I can never remember if the saying goes “15 seconds” or “15 minutes” but the end result is the same. Just about anybody who looks for the lime light will get it, even if only for a brief moment. When I released Zombpocalypse in December the website was literally brought down and it forced me to move some files off of the server. In January alone, I received nearly 300k hits and the game was a success; well sort of…
Hot or Not
Like everything on the web, what’s hot today is old news tomorrow. Even though the game received significant attention and the reviews I could find all had nothing but supportive things to say, it didn’t amount to a single coin. Now that February has passed, the attention to my site is on a steadily decline with just under 50k hits. I’ve recently applied to Google’s adSense in hopes that it might result in some kind of monetary return on the past years of my life put into this game but something tells me that it won’t quite pan out.
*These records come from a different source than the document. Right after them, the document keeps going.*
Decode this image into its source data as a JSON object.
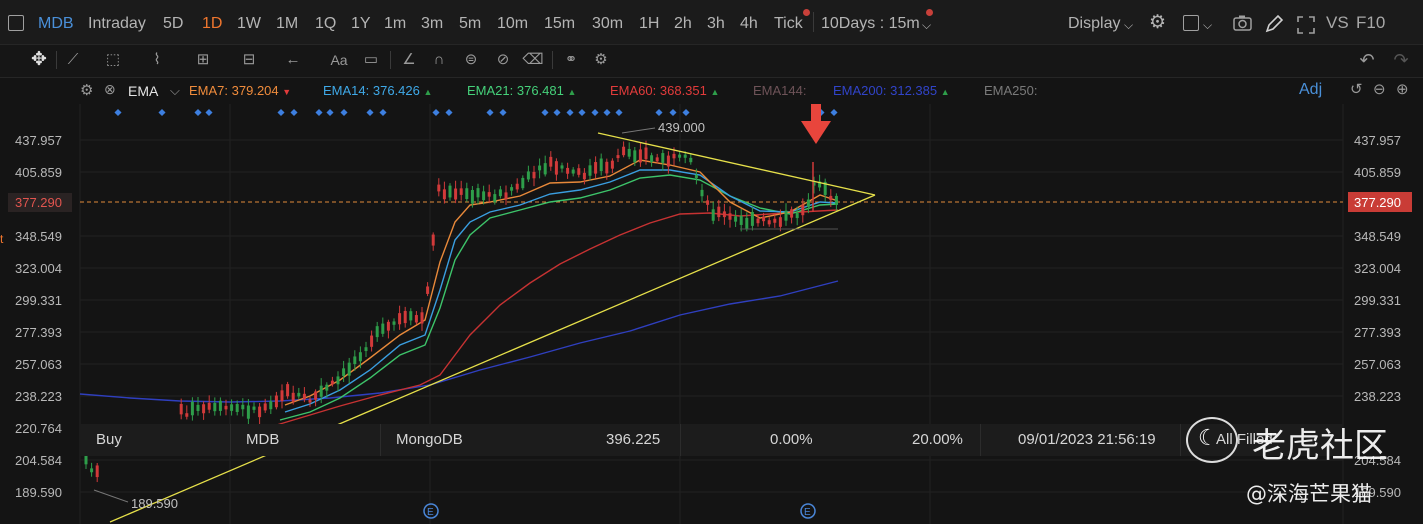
{
  "topbar": {
    "symbol": "MDB",
    "timeframes": [
      "Intraday",
      "5D",
      "1D",
      "1W",
      "1M",
      "1Q",
      "1Y",
      "1m",
      "3m",
      "5m",
      "10m",
      "15m",
      "30m",
      "1H",
      "2h",
      "3h",
      "4h",
      "Tick"
    ],
    "active_timeframe": "1D",
    "range_select": "10Days : 15m",
    "display_label": "Display",
    "vs_label": "VS",
    "f10_label": "F10"
  },
  "icons": {
    "settings": "gear-icon",
    "layout": "square-icon",
    "camera": "camera-icon",
    "pen": "pen-icon",
    "expand": "expand-icon",
    "undo": "undo-icon",
    "redo": "redo-icon",
    "move": "crosshair-move-icon"
  },
  "indicator_bar": {
    "name": "EMA",
    "items": [
      {
        "label": "EMA7:",
        "value": "379.204",
        "arrow": "▼",
        "color": "#f08c3c"
      },
      {
        "label": "EMA14:",
        "value": "376.426",
        "arrow": "▲",
        "color": "#3fa9e8"
      },
      {
        "label": "EMA21:",
        "value": "376.481",
        "arrow": "▲",
        "color": "#45d17a"
      },
      {
        "label": "EMA60:",
        "value": "368.351",
        "arrow": "▲",
        "color": "#e23b3b"
      },
      {
        "label": "EMA144:",
        "value": "",
        "arrow": "",
        "color": "#6e5358"
      },
      {
        "label": "EMA200:",
        "value": "312.385",
        "arrow": "▲",
        "color": "#3144c9"
      },
      {
        "label": "EMA250:",
        "value": "",
        "arrow": "",
        "color": "#7a7a7a"
      }
    ],
    "adj_label": "Adj"
  },
  "price_axis": {
    "ticks": [
      "437.957",
      "405.859",
      "377.290",
      "348.549",
      "323.004",
      "299.331",
      "277.393",
      "257.063",
      "238.223",
      "220.764",
      "204.584",
      "189.590"
    ],
    "current_price": "377.290",
    "high_label": "439.000",
    "low_label": "189.590",
    "left_mark": "t"
  },
  "info_bar": {
    "side": "Buy",
    "symbol": "MDB",
    "name": "MongoDB",
    "price": "396.225",
    "change": "0.00%",
    "ratio": "20.00%",
    "datetime": "09/01/2023 21:56:19",
    "filter": "All Filled"
  },
  "event_marker": "E",
  "watermark": {
    "brand": "老虎社区",
    "author": "@深海芒果猫"
  },
  "colors": {
    "up": "#2e9e4a",
    "down": "#d23a3a",
    "accent": "#f0762e",
    "trendline": "#e6e04a",
    "marker": "#e8453c",
    "signal_dots": "#3d7fe0"
  }
}
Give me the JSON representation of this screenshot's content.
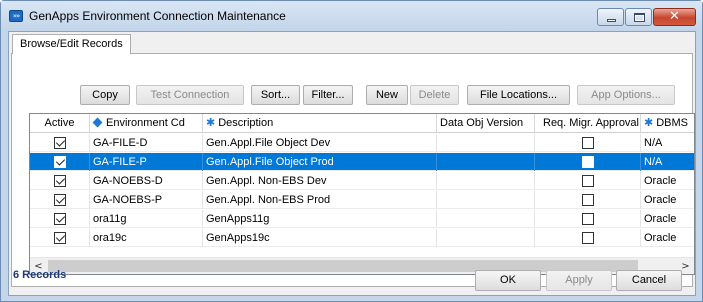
{
  "window": {
    "icon": "app-icon",
    "icon_glyph": "»»",
    "title": "GenApps Environment Connection Maintenance",
    "close_glyph": "✕"
  },
  "tabs": [
    {
      "label": "Browse/Edit Records",
      "active": true
    }
  ],
  "toolbar": {
    "copy": "Copy",
    "test_connection": "Test Connection",
    "sort": "Sort...",
    "filter": "Filter...",
    "new": "New",
    "delete": "Delete",
    "file_locations": "File Locations...",
    "app_options": "App Options..."
  },
  "grid": {
    "columns": {
      "active": "Active",
      "environment_cd": "Environment Cd",
      "description": "Description",
      "data_obj_version": "Data Obj Version",
      "req_migr_approval": "Req. Migr. Approval",
      "dbms": "DBMS"
    },
    "rows": [
      {
        "active": true,
        "environment_cd": "GA-FILE-D",
        "description": "Gen.Appl.File Object Dev",
        "data_obj_version": "",
        "req_migr_approval": false,
        "dbms": "N/A",
        "selected": false
      },
      {
        "active": true,
        "environment_cd": "GA-FILE-P",
        "description": "Gen.Appl.File Object Prod",
        "data_obj_version": "",
        "req_migr_approval": false,
        "dbms": "N/A",
        "selected": true
      },
      {
        "active": true,
        "environment_cd": "GA-NOEBS-D",
        "description": "Gen.Appl. Non-EBS Dev",
        "data_obj_version": "",
        "req_migr_approval": false,
        "dbms": "Oracle",
        "selected": false
      },
      {
        "active": true,
        "environment_cd": "GA-NOEBS-P",
        "description": "Gen.Appl. Non-EBS Prod",
        "data_obj_version": "",
        "req_migr_approval": false,
        "dbms": "Oracle",
        "selected": false
      },
      {
        "active": true,
        "environment_cd": "ora11g",
        "description": "GenApps11g",
        "data_obj_version": "",
        "req_migr_approval": false,
        "dbms": "Oracle",
        "selected": false
      },
      {
        "active": true,
        "environment_cd": "ora19c",
        "description": "GenApps19c",
        "data_obj_version": "",
        "req_migr_approval": false,
        "dbms": "Oracle",
        "selected": false
      }
    ],
    "scroll_left": "<",
    "scroll_right": ">"
  },
  "footer": {
    "records": "6 Records",
    "ok": "OK",
    "apply": "Apply",
    "cancel": "Cancel"
  },
  "colors": {
    "selection": "#0078d7",
    "key_icon": "#1e78d6",
    "records_text": "#1a3a7a"
  }
}
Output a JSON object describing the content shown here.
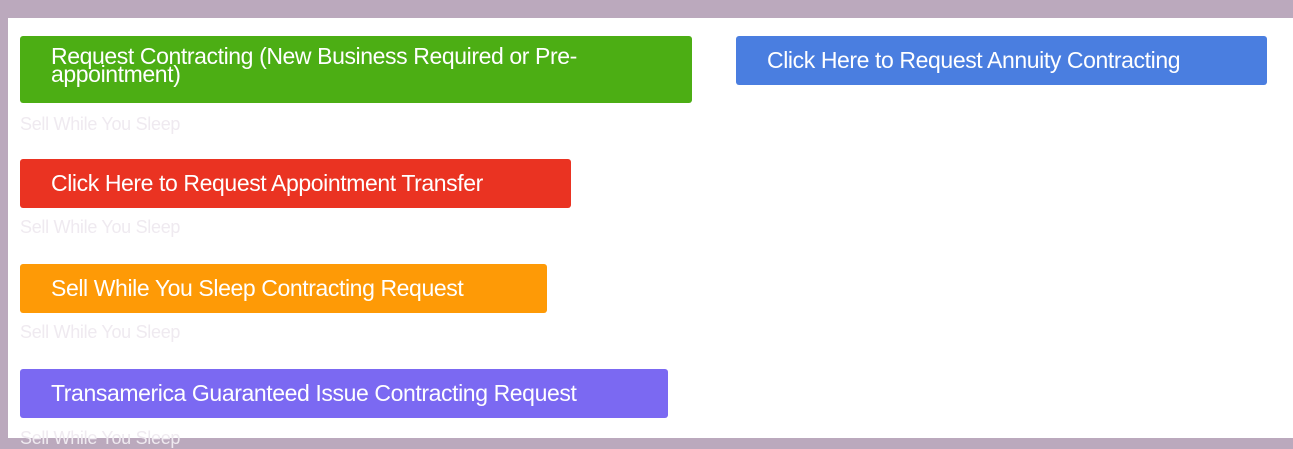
{
  "buttons": {
    "request_contracting": {
      "label": "Request Contracting (New Business Required or Pre-appointment)",
      "color": "#4cae14"
    },
    "annuity_contracting": {
      "label": "Click Here to Request Annuity Contracting",
      "color": "#4a7ee0"
    },
    "appointment_transfer": {
      "label": "Click Here to Request Appointment Transfer",
      "color": "#ea3322"
    },
    "sell_while_you_sleep": {
      "label": "Sell While You Sleep Contracting Request",
      "color": "#fe9a06"
    },
    "transamerica_gi": {
      "label": "Transamerica Guaranteed Issue Contracting Request",
      "color": "#7b69f2"
    }
  },
  "captions": [
    "Sell While You Sleep",
    "Sell While You Sleep",
    "Sell While You Sleep",
    "Sell While You Sleep"
  ]
}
Shaking the Tin Cup
I’m sure I’ve said this in the past but it really does amaze me how something so popular failed to produce any monetary value. Even the Donate button went brittle and stale from lack of attention. A friend jokingly said to me, “You need to move that Donate button. I almost clicked on it!”, though I laughed I couldn’t help but feel that it was a common consensus among the others out there who have chosen to download and play the game. It’s a little disheartening when your game isn’t worth that inexplicably sticky quarter between the seats.
Behind the Scenes
I know that making games is not about making money; it never has been. No one comes into this industry to get rich or be famous, we do it because we love to make games. I truly do enjoy developing games, but my reason for stopping Zombpocalypse development (read previous post) had a lot to do with what I’ve been talking about here. There is this common idea on the web that if it is not free then it must be crap or crackable. The reality of the situation is that it cost money to make games. I was able to offset my costs by developing the game entirely myself but even that costs money in software, site management, business registration, taxes and fees, increased utility bills for running code servers and more. In truth, the only thing I saved was payroll which was countered by the shear time I had to spend in doing it all myself. Originally, I had hoped to pick up enough donations to pay for real art and continue development on the game. After the grand total of $0 in, what may likely be, the peak of the games career it became clear to me that it just was n0t worth anything to anyone so I thought it best to cut and run.
…and the Future?
Well, it really is hard to say. I would gladly re-visit Zombpocalypse if there was a new peaked interest in it, but there is such a flood of zombie games right now that I think it may be getting lost in the mix. Without someone to help me re-envision the game, I am afraid that there just isn’t enough here to keep gamers coming back. Without financial support, it seems unlikely that I will be able to find (and keep) anyone who may be interested in getting involved in the game.